**To do:** As you reproduce every line below, keep it exactly as written and leave out the images.

[Records from a data source]
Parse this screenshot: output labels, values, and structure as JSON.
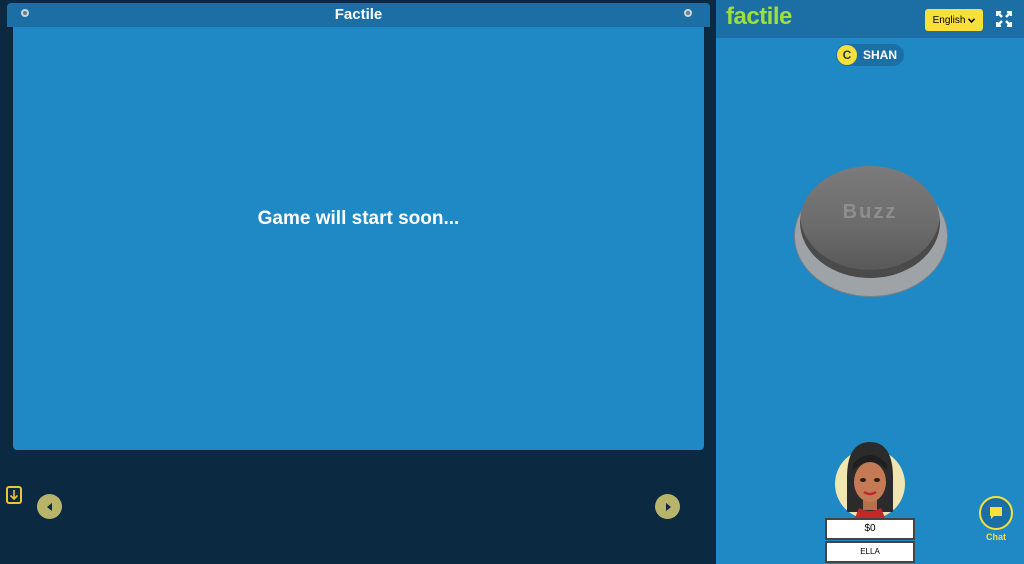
{
  "board": {
    "title": "Factile",
    "message": "Game will start soon..."
  },
  "controls": {
    "download_icon": "download-icon",
    "prev_icon": "arrow-left-icon",
    "next_icon": "arrow-right-icon"
  },
  "panel": {
    "logo": "factile",
    "language": "English",
    "fullscreen_icon": "expand-icon",
    "player": {
      "badge": "C",
      "name": "SHAN"
    },
    "buzz_label": "Buzz",
    "contestant": {
      "score": "$0",
      "name": "ELLA"
    },
    "chat_label": "Chat"
  },
  "colors": {
    "board_blue": "#1e89c4",
    "header_blue": "#1c6fa5",
    "dark_bg": "#0b2a42",
    "logo_green": "#9ee03b",
    "accent_yellow": "#f7e03a"
  }
}
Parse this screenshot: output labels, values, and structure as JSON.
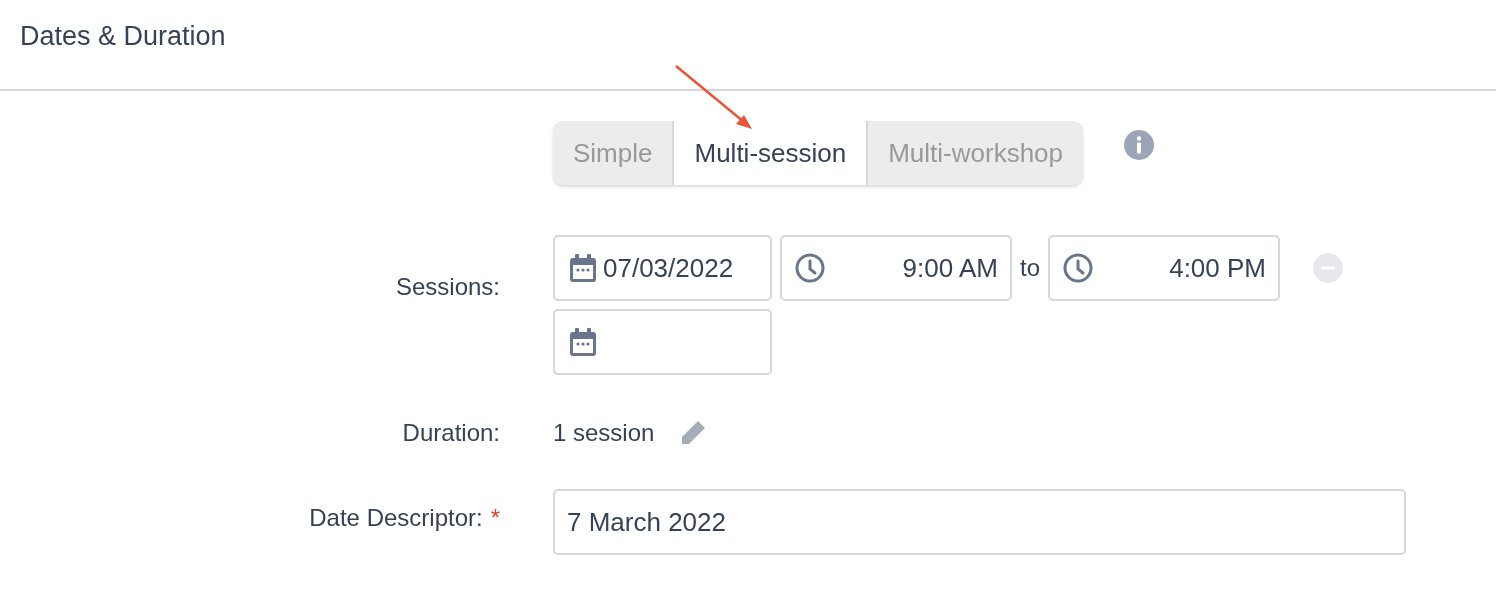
{
  "section": {
    "title": "Dates & Duration"
  },
  "mode_tabs": [
    {
      "label": "Simple",
      "selected": false
    },
    {
      "label": "Multi-session",
      "selected": true
    },
    {
      "label": "Multi-workshop",
      "selected": false
    }
  ],
  "sessions": {
    "label": "Sessions:",
    "rows": [
      {
        "kind": "full",
        "date": "07/03/2022",
        "start_time": "9:00 AM",
        "connector": "to",
        "end_time": "4:00 PM",
        "removable": true
      },
      {
        "kind": "date_only"
      }
    ]
  },
  "duration": {
    "label": "Duration:",
    "value": "1 session"
  },
  "date_descriptor": {
    "label": "Date Descriptor:",
    "required": true,
    "required_mark": "*",
    "value": "7 March 2022"
  }
}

**Written reply:**
Parse this screenshot: output labels, values, and structure as JSON.
{
  "board": {
    "title": "Factile",
    "message": "Game will start soon..."
  },
  "controls": {
    "download_icon": "download-icon",
    "prev_icon": "arrow-left-icon",
    "next_icon": "arrow-right-icon"
  },
  "panel": {
    "logo": "factile",
    "language": "English",
    "fullscreen_icon": "expand-icon",
    "player": {
      "badge": "C",
      "name": "SHAN"
    },
    "buzz_label": "Buzz",
    "contestant": {
      "score": "$0",
      "name": "ELLA"
    },
    "chat_label": "Chat"
  },
  "colors": {
    "board_blue": "#1e89c4",
    "header_blue": "#1c6fa5",
    "dark_bg": "#0b2a42",
    "logo_green": "#9ee03b",
    "accent_yellow": "#f7e03a"
  }
}
Parse this screenshot: output labels, values, and structure as JSON.
{
  "section": {
    "title": "Dates & Duration"
  },
  "mode_tabs": [
    {
      "label": "Simple",
      "selected": false
    },
    {
      "label": "Multi-session",
      "selected": true
    },
    {
      "label": "Multi-workshop",
      "selected": false
    }
  ],
  "sessions": {
    "label": "Sessions:",
    "rows": [
      {
        "kind": "full",
        "date": "07/03/2022",
        "start_time": "9:00 AM",
        "connector": "to",
        "end_time": "4:00 PM",
        "removable": true
      },
      {
        "kind": "date_only"
      }
    ]
  },
  "duration": {
    "label": "Duration:",
    "value": "1 session"
  },
  "date_descriptor": {
    "label": "Date Descriptor:",
    "required": true,
    "required_mark": "*",
    "value": "7 March 2022"
  }
}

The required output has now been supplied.